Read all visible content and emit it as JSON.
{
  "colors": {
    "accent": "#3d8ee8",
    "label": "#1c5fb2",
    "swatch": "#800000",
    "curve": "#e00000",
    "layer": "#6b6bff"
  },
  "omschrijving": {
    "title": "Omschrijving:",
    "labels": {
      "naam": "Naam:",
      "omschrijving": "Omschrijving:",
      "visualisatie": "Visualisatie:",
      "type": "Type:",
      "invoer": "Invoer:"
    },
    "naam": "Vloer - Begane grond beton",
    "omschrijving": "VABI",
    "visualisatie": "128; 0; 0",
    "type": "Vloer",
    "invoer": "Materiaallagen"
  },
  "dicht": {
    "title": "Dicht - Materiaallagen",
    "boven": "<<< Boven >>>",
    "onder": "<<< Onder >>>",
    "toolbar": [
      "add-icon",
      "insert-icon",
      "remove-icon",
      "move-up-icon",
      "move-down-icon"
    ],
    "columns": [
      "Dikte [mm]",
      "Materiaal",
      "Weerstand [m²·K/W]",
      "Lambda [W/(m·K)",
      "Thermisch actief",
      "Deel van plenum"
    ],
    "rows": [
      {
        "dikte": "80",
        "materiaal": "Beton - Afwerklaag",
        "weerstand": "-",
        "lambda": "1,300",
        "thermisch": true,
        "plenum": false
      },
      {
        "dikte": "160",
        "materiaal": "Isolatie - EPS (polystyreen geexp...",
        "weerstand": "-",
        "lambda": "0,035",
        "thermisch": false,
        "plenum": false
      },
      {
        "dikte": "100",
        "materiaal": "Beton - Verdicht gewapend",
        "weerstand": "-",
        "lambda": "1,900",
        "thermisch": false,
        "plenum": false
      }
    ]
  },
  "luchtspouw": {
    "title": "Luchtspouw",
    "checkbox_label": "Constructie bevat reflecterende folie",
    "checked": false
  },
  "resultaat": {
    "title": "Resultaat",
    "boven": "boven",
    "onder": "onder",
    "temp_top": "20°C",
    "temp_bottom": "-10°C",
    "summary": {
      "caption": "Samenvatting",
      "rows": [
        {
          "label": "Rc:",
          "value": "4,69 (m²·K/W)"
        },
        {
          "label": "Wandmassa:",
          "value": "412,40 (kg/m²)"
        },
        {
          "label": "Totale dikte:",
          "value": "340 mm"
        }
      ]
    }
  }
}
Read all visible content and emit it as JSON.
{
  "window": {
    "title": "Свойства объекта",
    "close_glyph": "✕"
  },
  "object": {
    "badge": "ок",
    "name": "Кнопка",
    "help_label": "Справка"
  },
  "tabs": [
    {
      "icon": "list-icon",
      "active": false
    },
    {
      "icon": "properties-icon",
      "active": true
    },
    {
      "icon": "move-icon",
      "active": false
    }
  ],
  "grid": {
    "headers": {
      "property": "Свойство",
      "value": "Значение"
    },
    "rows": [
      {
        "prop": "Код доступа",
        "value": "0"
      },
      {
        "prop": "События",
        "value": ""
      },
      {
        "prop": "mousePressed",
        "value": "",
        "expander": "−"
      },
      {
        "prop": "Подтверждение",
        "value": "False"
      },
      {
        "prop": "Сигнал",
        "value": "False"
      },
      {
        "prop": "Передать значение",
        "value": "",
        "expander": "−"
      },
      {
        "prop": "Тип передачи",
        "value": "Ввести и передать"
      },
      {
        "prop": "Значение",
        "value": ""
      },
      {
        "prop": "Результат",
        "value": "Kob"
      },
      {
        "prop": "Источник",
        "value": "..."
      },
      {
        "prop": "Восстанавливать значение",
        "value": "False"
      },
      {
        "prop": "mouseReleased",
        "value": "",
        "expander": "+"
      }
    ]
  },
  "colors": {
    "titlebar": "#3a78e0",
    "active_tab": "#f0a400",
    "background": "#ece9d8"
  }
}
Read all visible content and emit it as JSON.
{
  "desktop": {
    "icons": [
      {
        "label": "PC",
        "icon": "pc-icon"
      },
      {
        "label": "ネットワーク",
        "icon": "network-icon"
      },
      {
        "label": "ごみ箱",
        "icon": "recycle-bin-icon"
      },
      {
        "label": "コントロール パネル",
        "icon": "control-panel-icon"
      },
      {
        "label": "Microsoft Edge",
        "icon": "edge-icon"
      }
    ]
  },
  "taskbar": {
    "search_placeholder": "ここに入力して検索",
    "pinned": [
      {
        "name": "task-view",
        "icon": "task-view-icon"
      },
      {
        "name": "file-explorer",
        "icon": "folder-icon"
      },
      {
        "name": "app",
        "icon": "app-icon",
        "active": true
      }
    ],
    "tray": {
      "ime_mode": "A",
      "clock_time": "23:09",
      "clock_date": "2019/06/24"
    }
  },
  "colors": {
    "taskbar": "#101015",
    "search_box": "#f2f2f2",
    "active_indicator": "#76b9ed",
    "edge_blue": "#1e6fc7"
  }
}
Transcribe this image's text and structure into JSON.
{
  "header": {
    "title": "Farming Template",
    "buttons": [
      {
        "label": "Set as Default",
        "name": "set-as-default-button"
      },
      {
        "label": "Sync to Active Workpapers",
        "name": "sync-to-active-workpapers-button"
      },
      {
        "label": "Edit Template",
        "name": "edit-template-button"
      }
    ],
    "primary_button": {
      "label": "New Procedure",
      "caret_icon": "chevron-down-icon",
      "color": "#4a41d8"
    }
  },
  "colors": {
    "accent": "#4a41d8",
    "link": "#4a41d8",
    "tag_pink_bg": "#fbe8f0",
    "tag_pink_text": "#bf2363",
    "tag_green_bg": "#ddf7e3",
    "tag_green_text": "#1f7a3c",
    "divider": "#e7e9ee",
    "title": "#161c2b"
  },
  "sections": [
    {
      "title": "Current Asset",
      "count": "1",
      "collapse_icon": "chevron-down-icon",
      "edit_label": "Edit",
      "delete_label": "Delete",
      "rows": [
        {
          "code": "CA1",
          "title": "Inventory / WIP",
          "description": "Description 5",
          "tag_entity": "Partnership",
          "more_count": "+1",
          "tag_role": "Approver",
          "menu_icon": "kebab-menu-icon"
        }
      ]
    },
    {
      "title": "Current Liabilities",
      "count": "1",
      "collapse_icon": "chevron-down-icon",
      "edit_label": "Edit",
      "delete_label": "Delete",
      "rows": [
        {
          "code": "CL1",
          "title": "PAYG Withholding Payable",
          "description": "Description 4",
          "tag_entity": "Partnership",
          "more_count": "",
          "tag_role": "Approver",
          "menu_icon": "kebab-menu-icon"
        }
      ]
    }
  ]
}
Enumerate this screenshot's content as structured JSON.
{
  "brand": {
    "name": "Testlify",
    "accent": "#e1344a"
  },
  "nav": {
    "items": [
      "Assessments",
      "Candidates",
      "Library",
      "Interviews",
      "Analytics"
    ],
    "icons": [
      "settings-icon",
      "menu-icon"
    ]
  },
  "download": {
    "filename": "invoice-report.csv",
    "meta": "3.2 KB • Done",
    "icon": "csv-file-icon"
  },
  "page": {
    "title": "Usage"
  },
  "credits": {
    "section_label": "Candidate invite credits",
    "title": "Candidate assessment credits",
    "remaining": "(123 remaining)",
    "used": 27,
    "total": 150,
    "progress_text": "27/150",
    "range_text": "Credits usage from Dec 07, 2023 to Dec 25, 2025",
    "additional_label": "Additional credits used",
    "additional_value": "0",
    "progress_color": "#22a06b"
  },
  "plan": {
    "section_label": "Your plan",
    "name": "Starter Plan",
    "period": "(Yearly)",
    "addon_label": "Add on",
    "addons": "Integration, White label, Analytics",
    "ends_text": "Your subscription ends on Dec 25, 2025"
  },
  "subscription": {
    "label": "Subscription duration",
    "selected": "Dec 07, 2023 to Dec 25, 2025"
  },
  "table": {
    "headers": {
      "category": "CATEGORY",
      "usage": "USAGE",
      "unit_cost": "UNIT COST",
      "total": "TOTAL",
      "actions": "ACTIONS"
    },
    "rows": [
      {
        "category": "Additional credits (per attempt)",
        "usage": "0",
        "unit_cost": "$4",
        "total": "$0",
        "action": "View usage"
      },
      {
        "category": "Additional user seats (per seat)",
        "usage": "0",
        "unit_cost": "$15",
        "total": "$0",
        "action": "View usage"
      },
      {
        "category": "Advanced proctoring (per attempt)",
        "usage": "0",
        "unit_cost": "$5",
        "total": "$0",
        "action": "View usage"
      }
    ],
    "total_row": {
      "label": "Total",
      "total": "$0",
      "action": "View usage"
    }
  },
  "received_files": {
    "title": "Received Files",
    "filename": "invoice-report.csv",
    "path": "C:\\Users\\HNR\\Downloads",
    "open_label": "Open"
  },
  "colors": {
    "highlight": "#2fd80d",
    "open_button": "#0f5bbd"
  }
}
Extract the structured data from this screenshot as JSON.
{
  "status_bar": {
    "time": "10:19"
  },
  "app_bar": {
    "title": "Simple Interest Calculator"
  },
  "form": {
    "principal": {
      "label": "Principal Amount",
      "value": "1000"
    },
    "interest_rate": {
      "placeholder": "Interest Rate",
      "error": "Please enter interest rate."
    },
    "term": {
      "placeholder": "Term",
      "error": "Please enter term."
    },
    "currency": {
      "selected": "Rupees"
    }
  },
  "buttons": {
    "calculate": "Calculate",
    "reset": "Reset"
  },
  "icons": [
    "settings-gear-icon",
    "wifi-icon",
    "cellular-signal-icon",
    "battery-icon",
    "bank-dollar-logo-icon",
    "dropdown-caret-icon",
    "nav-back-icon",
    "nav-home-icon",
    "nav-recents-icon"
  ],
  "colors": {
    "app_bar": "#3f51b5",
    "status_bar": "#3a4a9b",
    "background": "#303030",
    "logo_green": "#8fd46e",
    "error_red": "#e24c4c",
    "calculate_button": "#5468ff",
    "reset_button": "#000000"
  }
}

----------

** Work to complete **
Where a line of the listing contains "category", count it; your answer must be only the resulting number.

** Response for this exercise **
4